• [TASK] Below are the records; collect from them each line containing the string "Observation".

• [RECORDS FOR THIS TASK]
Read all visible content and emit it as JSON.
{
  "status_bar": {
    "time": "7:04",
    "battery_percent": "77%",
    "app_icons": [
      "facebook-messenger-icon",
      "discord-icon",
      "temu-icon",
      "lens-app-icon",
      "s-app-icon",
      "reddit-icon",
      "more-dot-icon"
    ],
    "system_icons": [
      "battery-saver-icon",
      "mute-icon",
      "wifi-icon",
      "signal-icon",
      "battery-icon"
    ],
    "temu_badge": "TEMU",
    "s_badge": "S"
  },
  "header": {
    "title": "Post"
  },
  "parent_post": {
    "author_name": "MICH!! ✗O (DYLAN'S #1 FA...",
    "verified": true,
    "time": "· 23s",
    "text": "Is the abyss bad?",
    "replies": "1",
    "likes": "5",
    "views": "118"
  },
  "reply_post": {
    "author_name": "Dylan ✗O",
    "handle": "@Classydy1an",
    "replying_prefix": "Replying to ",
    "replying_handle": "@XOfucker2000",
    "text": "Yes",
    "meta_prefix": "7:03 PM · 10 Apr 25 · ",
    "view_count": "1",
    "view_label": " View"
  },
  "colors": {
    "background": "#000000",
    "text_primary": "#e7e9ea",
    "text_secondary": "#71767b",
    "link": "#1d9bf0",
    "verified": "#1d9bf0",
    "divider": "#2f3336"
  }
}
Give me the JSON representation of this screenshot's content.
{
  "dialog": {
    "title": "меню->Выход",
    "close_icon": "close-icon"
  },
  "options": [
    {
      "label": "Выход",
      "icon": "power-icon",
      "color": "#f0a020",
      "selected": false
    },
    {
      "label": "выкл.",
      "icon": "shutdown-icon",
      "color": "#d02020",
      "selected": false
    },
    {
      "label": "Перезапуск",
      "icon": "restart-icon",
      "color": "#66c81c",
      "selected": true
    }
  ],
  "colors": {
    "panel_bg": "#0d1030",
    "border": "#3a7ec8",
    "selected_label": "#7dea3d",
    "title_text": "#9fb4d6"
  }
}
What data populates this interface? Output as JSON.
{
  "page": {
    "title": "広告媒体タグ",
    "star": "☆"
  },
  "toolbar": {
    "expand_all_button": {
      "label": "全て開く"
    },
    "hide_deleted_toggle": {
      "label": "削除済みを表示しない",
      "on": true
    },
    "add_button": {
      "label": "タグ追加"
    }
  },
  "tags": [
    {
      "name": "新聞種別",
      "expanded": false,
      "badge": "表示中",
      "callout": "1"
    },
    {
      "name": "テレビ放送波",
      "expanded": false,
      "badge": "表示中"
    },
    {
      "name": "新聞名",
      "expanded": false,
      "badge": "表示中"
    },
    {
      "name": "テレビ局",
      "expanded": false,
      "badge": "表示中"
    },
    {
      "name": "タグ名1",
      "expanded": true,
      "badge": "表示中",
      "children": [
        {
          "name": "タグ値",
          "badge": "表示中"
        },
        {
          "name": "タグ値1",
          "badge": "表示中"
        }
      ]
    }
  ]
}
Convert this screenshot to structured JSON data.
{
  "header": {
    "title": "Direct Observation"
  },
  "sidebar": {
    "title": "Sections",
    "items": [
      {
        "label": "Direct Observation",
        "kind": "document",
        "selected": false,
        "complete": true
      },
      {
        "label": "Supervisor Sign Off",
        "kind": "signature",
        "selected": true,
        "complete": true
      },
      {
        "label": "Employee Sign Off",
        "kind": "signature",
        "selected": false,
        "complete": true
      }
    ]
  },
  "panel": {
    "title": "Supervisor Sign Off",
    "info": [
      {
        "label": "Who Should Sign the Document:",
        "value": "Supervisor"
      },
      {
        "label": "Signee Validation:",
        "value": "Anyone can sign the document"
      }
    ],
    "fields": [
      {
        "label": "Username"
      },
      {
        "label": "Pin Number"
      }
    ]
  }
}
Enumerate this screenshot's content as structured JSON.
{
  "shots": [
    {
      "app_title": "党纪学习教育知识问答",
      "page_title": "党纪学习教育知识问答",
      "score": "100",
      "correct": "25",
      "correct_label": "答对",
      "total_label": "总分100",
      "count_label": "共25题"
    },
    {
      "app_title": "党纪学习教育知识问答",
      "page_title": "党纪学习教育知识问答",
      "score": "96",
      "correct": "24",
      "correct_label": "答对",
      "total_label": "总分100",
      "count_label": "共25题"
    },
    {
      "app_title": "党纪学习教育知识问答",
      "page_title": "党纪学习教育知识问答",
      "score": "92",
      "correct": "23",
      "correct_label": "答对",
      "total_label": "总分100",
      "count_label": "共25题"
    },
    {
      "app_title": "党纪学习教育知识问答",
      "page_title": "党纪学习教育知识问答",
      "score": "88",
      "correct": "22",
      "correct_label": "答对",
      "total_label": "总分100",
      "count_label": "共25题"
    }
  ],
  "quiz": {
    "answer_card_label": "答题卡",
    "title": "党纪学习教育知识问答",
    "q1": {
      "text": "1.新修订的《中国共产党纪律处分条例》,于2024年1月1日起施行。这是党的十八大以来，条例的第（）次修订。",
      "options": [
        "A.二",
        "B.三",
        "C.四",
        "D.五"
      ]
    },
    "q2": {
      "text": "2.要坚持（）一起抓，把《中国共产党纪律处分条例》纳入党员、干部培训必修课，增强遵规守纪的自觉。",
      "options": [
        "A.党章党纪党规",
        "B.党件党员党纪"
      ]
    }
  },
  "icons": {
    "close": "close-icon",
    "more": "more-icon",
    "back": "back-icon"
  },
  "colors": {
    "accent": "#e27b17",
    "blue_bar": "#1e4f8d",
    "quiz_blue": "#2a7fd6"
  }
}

• [EXERCISE SOLUTION]
    "title": "Direct Observation"
        "label": "Direct Observation",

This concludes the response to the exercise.